• WORK TO BE COMPLETED:
Could you show all lines in the entries below that contain the string "https"?

***** DATA TO PROCESS

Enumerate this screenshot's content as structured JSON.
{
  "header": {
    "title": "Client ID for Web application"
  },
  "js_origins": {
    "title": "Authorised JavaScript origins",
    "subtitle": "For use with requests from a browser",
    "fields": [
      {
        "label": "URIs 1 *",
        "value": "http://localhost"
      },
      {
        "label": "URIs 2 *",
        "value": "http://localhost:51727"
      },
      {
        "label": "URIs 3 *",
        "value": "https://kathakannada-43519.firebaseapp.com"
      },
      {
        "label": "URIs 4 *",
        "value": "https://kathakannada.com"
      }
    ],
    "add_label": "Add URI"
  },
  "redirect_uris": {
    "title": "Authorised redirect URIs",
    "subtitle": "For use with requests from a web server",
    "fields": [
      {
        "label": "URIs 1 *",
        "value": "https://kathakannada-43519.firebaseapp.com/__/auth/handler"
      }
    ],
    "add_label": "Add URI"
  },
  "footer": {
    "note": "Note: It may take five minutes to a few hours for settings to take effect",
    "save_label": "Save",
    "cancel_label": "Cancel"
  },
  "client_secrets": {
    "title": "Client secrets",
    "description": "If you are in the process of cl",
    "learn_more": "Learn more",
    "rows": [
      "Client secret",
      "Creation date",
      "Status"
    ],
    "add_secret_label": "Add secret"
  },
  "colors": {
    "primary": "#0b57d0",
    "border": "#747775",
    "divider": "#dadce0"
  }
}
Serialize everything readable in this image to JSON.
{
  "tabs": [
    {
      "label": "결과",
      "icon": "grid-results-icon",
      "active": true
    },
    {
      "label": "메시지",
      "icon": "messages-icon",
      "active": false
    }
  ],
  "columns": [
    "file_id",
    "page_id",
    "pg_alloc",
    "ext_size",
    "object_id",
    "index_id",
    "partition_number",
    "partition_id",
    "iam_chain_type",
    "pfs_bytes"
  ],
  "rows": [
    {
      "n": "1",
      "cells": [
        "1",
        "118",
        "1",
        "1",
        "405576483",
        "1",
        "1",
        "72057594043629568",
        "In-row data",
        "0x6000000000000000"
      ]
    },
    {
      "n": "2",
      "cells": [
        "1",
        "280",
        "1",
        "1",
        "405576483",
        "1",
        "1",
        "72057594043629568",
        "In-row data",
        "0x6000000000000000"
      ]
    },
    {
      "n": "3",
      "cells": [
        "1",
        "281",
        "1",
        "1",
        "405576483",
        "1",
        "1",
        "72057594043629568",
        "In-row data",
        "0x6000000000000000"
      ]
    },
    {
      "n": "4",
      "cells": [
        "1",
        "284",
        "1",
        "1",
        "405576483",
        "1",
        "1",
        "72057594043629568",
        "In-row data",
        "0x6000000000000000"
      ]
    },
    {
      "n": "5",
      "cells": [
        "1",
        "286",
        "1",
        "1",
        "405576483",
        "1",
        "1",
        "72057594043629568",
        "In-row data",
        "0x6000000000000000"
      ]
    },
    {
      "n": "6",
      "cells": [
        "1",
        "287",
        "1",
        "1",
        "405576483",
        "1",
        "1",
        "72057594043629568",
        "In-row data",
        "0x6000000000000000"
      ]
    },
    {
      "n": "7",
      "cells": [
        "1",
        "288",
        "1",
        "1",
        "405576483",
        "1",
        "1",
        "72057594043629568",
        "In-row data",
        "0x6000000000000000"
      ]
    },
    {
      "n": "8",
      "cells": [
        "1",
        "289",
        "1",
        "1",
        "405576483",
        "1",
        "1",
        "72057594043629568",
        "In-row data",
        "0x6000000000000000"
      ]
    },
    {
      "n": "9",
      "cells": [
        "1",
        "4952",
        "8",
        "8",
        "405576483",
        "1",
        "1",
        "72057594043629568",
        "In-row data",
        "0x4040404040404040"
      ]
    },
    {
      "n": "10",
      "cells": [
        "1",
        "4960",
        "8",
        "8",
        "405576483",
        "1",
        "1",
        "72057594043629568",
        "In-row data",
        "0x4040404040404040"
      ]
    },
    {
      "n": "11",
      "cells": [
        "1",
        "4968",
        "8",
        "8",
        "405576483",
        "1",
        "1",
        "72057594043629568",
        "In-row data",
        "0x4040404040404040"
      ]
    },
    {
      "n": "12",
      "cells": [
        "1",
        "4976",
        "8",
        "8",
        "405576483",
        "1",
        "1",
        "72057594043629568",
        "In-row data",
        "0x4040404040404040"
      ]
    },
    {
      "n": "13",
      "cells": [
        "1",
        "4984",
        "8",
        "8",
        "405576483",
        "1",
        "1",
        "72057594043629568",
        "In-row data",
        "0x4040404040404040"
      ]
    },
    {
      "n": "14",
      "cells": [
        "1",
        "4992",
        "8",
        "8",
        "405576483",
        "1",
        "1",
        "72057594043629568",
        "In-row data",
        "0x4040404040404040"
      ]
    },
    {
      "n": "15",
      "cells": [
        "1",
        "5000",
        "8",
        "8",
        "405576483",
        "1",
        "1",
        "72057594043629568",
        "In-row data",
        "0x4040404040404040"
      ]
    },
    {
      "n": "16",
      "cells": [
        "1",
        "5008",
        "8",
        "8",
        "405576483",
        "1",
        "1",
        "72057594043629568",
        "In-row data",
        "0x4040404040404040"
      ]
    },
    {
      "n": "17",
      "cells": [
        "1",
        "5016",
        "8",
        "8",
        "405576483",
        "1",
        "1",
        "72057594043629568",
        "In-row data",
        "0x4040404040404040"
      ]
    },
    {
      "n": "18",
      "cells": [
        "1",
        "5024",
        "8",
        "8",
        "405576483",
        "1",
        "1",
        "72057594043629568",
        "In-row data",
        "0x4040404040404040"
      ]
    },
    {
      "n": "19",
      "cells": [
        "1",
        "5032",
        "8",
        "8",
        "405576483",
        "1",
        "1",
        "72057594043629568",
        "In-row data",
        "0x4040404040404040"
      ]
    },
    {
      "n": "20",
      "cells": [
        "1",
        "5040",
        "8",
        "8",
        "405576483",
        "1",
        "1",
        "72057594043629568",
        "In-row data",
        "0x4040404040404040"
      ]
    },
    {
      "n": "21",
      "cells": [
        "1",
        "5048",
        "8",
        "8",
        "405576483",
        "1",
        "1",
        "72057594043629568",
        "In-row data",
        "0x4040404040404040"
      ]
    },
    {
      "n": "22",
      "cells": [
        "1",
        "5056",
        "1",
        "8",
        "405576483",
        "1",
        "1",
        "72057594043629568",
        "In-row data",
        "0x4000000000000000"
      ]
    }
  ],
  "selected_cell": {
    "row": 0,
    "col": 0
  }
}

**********

• RESULT FOR THIS EXERCISE:
        "value": "https://kathakannada-43519.firebaseapp.com"
        "value": "https://kathakannada.com"
        "value": "https://kathakannada-43519.firebaseapp.com/__/auth/handler"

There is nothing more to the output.